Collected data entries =

◆ ◆ ◆

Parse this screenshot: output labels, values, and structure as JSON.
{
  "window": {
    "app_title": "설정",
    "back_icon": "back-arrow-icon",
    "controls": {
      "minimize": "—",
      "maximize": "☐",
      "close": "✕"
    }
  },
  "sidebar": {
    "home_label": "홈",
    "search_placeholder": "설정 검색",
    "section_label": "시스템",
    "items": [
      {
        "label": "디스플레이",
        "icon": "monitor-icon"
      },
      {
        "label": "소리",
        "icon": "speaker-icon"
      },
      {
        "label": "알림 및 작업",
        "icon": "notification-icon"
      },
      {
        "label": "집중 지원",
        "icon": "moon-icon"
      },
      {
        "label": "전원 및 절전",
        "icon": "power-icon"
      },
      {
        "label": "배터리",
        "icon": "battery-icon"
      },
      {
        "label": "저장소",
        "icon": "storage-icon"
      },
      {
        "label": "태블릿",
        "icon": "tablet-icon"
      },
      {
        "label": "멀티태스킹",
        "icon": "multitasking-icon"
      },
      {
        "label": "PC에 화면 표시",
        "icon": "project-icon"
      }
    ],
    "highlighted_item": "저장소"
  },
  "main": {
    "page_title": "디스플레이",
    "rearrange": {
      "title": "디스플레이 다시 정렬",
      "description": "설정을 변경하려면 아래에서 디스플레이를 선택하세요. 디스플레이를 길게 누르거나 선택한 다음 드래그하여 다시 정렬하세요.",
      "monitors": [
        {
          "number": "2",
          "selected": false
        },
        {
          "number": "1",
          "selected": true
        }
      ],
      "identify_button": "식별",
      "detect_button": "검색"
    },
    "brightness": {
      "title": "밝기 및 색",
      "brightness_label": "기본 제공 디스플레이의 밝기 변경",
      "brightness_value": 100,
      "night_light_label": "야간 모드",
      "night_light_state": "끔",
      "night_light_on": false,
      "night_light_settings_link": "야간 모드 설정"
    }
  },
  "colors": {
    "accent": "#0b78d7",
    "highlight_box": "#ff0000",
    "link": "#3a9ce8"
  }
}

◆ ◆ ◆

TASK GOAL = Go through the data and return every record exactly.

WRITTEN ANSWER =
Parse this screenshot: output labels, values, and structure as JSON.
{
  "window": {
    "app_title": "설정",
    "back_icon": "back-arrow-icon",
    "controls": {
      "minimize": "—",
      "maximize": "☐",
      "close": "✕"
    }
  },
  "sidebar": {
    "home_label": "홈",
    "search_placeholder": "설정 검색",
    "section_label": "시스템",
    "items": [
      {
        "label": "디스플레이",
        "icon": "monitor-icon"
      },
      {
        "label": "소리",
        "icon": "speaker-icon"
      },
      {
        "label": "알림 및 작업",
        "icon": "notification-icon"
      },
      {
        "label": "집중 지원",
        "icon": "moon-icon"
      },
      {
        "label": "전원 및 절전",
        "icon": "power-icon"
      },
      {
        "label": "배터리",
        "icon": "battery-icon"
      },
      {
        "label": "저장소",
        "icon": "storage-icon"
      },
      {
        "label": "태블릿",
        "icon": "tablet-icon"
      },
      {
        "label": "멀티태스킹",
        "icon": "multitasking-icon"
      },
      {
        "label": "PC에 화면 표시",
        "icon": "project-icon"
      }
    ],
    "highlighted_item": "저장소"
  },
  "main": {
    "page_title": "디스플레이",
    "rearrange": {
      "title": "디스플레이 다시 정렬",
      "description": "설정을 변경하려면 아래에서 디스플레이를 선택하세요. 디스플레이를 길게 누르거나 선택한 다음 드래그하여 다시 정렬하세요.",
      "monitors": [
        {
          "number": "2",
          "selected": false
        },
        {
          "number": "1",
          "selected": true
        }
      ],
      "identify_button": "식별",
      "detect_button": "검색"
    },
    "brightness": {
      "title": "밝기 및 색",
      "brightness_label": "기본 제공 디스플레이의 밝기 변경",
      "brightness_value": 100,
      "night_light_label": "야간 모드",
      "night_light_state": "끔",
      "night_light_on": false,
      "night_light_settings_link": "야간 모드 설정"
    }
  },
  "colors": {
    "accent": "#0b78d7",
    "highlight_box": "#ff0000",
    "link": "#3a9ce8"
  }
}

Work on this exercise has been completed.